#### [What to do]
Please retype the listing below word for word and exclude its images.

********************

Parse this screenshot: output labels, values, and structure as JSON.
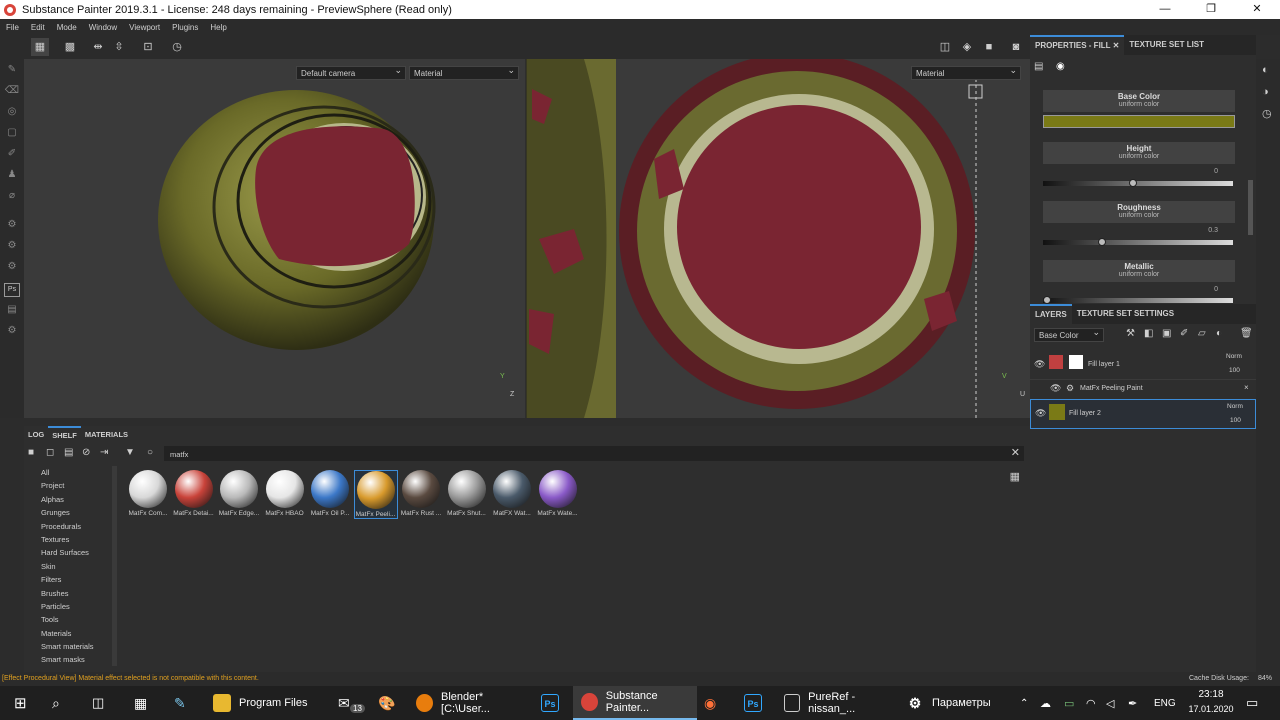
{
  "window": {
    "title": "Substance Painter 2019.3.1 - License: 248 days remaining - PreviewSphere (Read only)",
    "minimize": "—",
    "maximize": "❐",
    "close": "✕"
  },
  "menu": [
    "File",
    "Edit",
    "Mode",
    "Window",
    "Viewport",
    "Plugins",
    "Help"
  ],
  "viewport": {
    "camera_select": "Default camera",
    "material_select_left": "Material",
    "material_select_right": "Material",
    "axis_y": "Y",
    "axis_z": "Z",
    "axis_u": "U",
    "axis_v": "V"
  },
  "properties": {
    "tab_active": "PROPERTIES - FILL",
    "tab_close": "✕",
    "tab_other": "TEXTURE SET LIST",
    "base_color": {
      "title": "Base Color",
      "sub": "uniform color",
      "swatch": "#7a7a16"
    },
    "height": {
      "title": "Height",
      "sub": "uniform color",
      "value": "0",
      "level": 0.47
    },
    "roughness": {
      "title": "Roughness",
      "sub": "uniform color",
      "value": "0.3",
      "level": 0.3
    },
    "metallic": {
      "title": "Metallic",
      "sub": "uniform color",
      "value": "0",
      "level": 0.0
    }
  },
  "layers": {
    "tab_active": "LAYERS",
    "tab_other": "TEXTURE SET SETTINGS",
    "channel": "Base Color",
    "items": [
      {
        "name": "Fill layer 1",
        "blend": "Norm",
        "opacity": "100"
      },
      {
        "name": "MatFx Peeling Paint",
        "close": "×"
      },
      {
        "name": "Fill layer 2",
        "blend": "Norm",
        "opacity": "100"
      }
    ]
  },
  "shelf": {
    "tabs": [
      "LOG",
      "SHELF",
      "MATERIALS"
    ],
    "active_tab": "SHELF",
    "search": "matfx",
    "categories": [
      "All",
      "Project",
      "Alphas",
      "Grunges",
      "Procedurals",
      "Textures",
      "Hard Surfaces",
      "Skin",
      "Filters",
      "Brushes",
      "Particles",
      "Tools",
      "Materials",
      "Smart materials",
      "Smart masks"
    ],
    "materials": [
      {
        "label": "MatFx Com...",
        "color": "#d8d8d8"
      },
      {
        "label": "MatFx Detai...",
        "color": "#c9433a"
      },
      {
        "label": "MatFx Edge...",
        "color": "#b9b9b9"
      },
      {
        "label": "MatFx HBAO",
        "color": "#e6e6e6"
      },
      {
        "label": "MatFx Oil P...",
        "color": "#3c78c8"
      },
      {
        "label": "MatFx Peeli...",
        "color": "#d89a2c"
      },
      {
        "label": "MatFx Rust ...",
        "color": "#5a4a40"
      },
      {
        "label": "MatFx Shut...",
        "color": "#9a9a9a"
      },
      {
        "label": "MatFX Wat...",
        "color": "#4a5a6a"
      },
      {
        "label": "MatFx Wate...",
        "color": "#8a5ac8"
      }
    ]
  },
  "status": {
    "message": "[Effect Procedural View] Material effect selected is not compatible with this content.",
    "disk": "Cache Disk Usage:",
    "disk_value": "84%"
  },
  "taskbar": {
    "items": [
      "Program Files",
      "Blender* [C:\\User...",
      "Substance Painter...",
      "PureRef - nissan_...",
      "Параметры"
    ],
    "mail_badge": "13",
    "lang": "ENG",
    "time": "23:18",
    "date": "17.01.2020",
    "ps_label": "Ps",
    "ps_label2": "Ps"
  }
}
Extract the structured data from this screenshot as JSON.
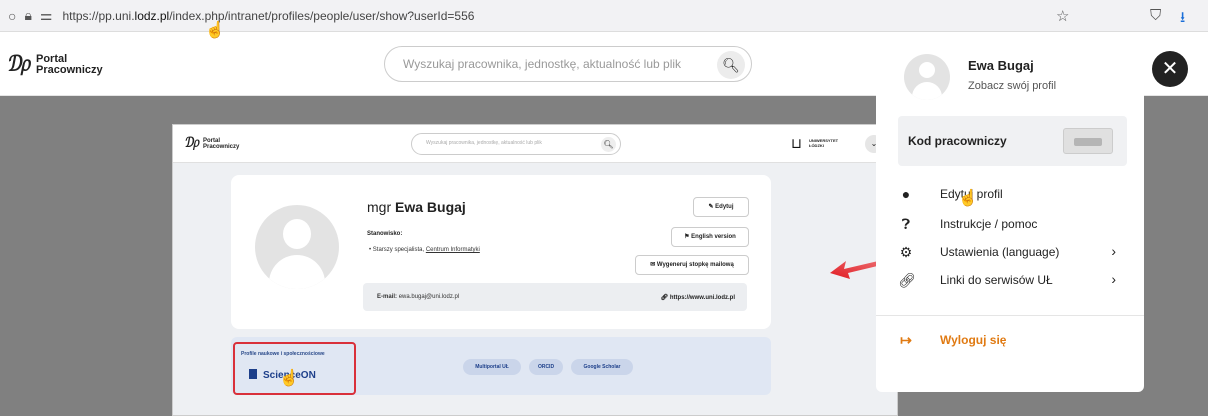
{
  "browser": {
    "url_host": "https://pp.uni.",
    "url_bold": "lodz.pl",
    "url_path": "/index.php/intranet/profiles/people/user/show?userId=556"
  },
  "header": {
    "logo": "Portal\nPracowniczy",
    "search_placeholder": "Wyszukaj pracownika, jednostkę, aktualność lub plik"
  },
  "profile_card": {
    "title_prefix": "mgr",
    "name": "Ewa Bugaj",
    "position_label": "Stanowisko:",
    "position_value": "Starszy specjalista,",
    "position_unit": "Centrum Informatyki",
    "buttons": {
      "edit": "Edytuj",
      "english": "English version",
      "signature": "Wygeneruj stopkę mailową"
    },
    "email_label": "E-mail:",
    "email": "ewa.bugaj@uni.lodz.pl",
    "website": "https://www.uni.lodz.pl"
  },
  "university": {
    "name": "UNIWERSYTET\nŁÓDZKI"
  },
  "profiles_section": {
    "title": "Profile naukowe i społecznościowe",
    "scienceon": "ScienceON",
    "links": [
      "Multiportal UŁ",
      "ORCID",
      "Google Scholar"
    ]
  },
  "user_panel": {
    "name": "Ewa Bugaj",
    "subtitle": "Zobacz swój profil",
    "kod_label": "Kod pracowniczy",
    "menu": [
      {
        "label": "Edytuj profil",
        "icon": "user-icon"
      },
      {
        "label": "Instrukcje / pomoc",
        "icon": "help-icon"
      },
      {
        "label": "Ustawienia (language)",
        "icon": "gear-icon"
      },
      {
        "label": "Linki do serwisów UŁ",
        "icon": "link-icon"
      }
    ],
    "logout": "Wyloguj się",
    "accent_color": "#e07a12"
  },
  "annotations": {
    "highlight_color": "#d9303a"
  }
}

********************

#### [Answer area]
Parse this screenshot: output labels, values, and structure as JSON.
{
  "window": {
    "title": "Substance Painter 2019.3.1 - License: 248 days remaining - PreviewSphere (Read only)",
    "minimize": "—",
    "maximize": "❐",
    "close": "✕"
  },
  "menu": [
    "File",
    "Edit",
    "Mode",
    "Window",
    "Viewport",
    "Plugins",
    "Help"
  ],
  "viewport": {
    "camera_select": "Default camera",
    "material_select_left": "Material",
    "material_select_right": "Material",
    "axis_y": "Y",
    "axis_z": "Z",
    "axis_u": "U",
    "axis_v": "V"
  },
  "properties": {
    "tab_active": "PROPERTIES - FILL",
    "tab_close": "✕",
    "tab_other": "TEXTURE SET LIST",
    "base_color": {
      "title": "Base Color",
      "sub": "uniform color",
      "swatch": "#7a7a16"
    },
    "height": {
      "title": "Height",
      "sub": "uniform color",
      "value": "0",
      "level": 0.47
    },
    "roughness": {
      "title": "Roughness",
      "sub": "uniform color",
      "value": "0.3",
      "level": 0.3
    },
    "metallic": {
      "title": "Metallic",
      "sub": "uniform color",
      "value": "0",
      "level": 0.0
    }
  },
  "layers": {
    "tab_active": "LAYERS",
    "tab_other": "TEXTURE SET SETTINGS",
    "channel": "Base Color",
    "items": [
      {
        "name": "Fill layer 1",
        "blend": "Norm",
        "opacity": "100"
      },
      {
        "name": "MatFx Peeling Paint",
        "close": "×"
      },
      {
        "name": "Fill layer 2",
        "blend": "Norm",
        "opacity": "100"
      }
    ]
  },
  "shelf": {
    "tabs": [
      "LOG",
      "SHELF",
      "MATERIALS"
    ],
    "active_tab": "SHELF",
    "search": "matfx",
    "categories": [
      "All",
      "Project",
      "Alphas",
      "Grunges",
      "Procedurals",
      "Textures",
      "Hard Surfaces",
      "Skin",
      "Filters",
      "Brushes",
      "Particles",
      "Tools",
      "Materials",
      "Smart materials",
      "Smart masks"
    ],
    "materials": [
      {
        "label": "MatFx Com...",
        "color": "#d8d8d8"
      },
      {
        "label": "MatFx Detai...",
        "color": "#c9433a"
      },
      {
        "label": "MatFx Edge...",
        "color": "#b9b9b9"
      },
      {
        "label": "MatFx HBAO",
        "color": "#e6e6e6"
      },
      {
        "label": "MatFx Oil P...",
        "color": "#3c78c8"
      },
      {
        "label": "MatFx Peeli...",
        "color": "#d89a2c"
      },
      {
        "label": "MatFx Rust ...",
        "color": "#5a4a40"
      },
      {
        "label": "MatFx Shut...",
        "color": "#9a9a9a"
      },
      {
        "label": "MatFX Wat...",
        "color": "#4a5a6a"
      },
      {
        "label": "MatFx Wate...",
        "color": "#8a5ac8"
      }
    ]
  },
  "status": {
    "message": "[Effect Procedural View] Material effect selected is not compatible with this content.",
    "disk": "Cache Disk Usage:",
    "disk_value": "84%"
  },
  "taskbar": {
    "items": [
      "Program Files",
      "Blender* [C:\\User...",
      "Substance Painter...",
      "PureRef - nissan_...",
      "Параметры"
    ],
    "mail_badge": "13",
    "lang": "ENG",
    "time": "23:18",
    "date": "17.01.2020",
    "ps_label": "Ps",
    "ps_label2": "Ps"
  }
}
Extract the structured data from this screenshot as JSON.
{
  "browser": {
    "url_host": "https://pp.uni.",
    "url_bold": "lodz.pl",
    "url_path": "/index.php/intranet/profiles/people/user/show?userId=556"
  },
  "header": {
    "logo": "Portal\nPracowniczy",
    "search_placeholder": "Wyszukaj pracownika, jednostkę, aktualność lub plik"
  },
  "profile_card": {
    "title_prefix": "mgr",
    "name": "Ewa Bugaj",
    "position_label": "Stanowisko:",
    "position_value": "Starszy specjalista,",
    "position_unit": "Centrum Informatyki",
    "buttons": {
      "edit": "Edytuj",
      "english": "English version",
      "signature": "Wygeneruj stopkę mailową"
    },
    "email_label": "E-mail:",
    "email": "ewa.bugaj@uni.lodz.pl",
    "website": "https://www.uni.lodz.pl"
  },
  "university": {
    "name": "UNIWERSYTET\nŁÓDZKI"
  },
  "profiles_section": {
    "title": "Profile naukowe i społecznościowe",
    "scienceon": "ScienceON",
    "links": [
      "Multiportal UŁ",
      "ORCID",
      "Google Scholar"
    ]
  },
  "user_panel": {
    "name": "Ewa Bugaj",
    "subtitle": "Zobacz swój profil",
    "kod_label": "Kod pracowniczy",
    "menu": [
      {
        "label": "Edytuj profil",
        "icon": "user-icon"
      },
      {
        "label": "Instrukcje / pomoc",
        "icon": "help-icon"
      },
      {
        "label": "Ustawienia (language)",
        "icon": "gear-icon"
      },
      {
        "label": "Linki do serwisów UŁ",
        "icon": "link-icon"
      }
    ],
    "logout": "Wyloguj się",
    "accent_color": "#e07a12"
  },
  "annotations": {
    "highlight_color": "#d9303a"
  }
}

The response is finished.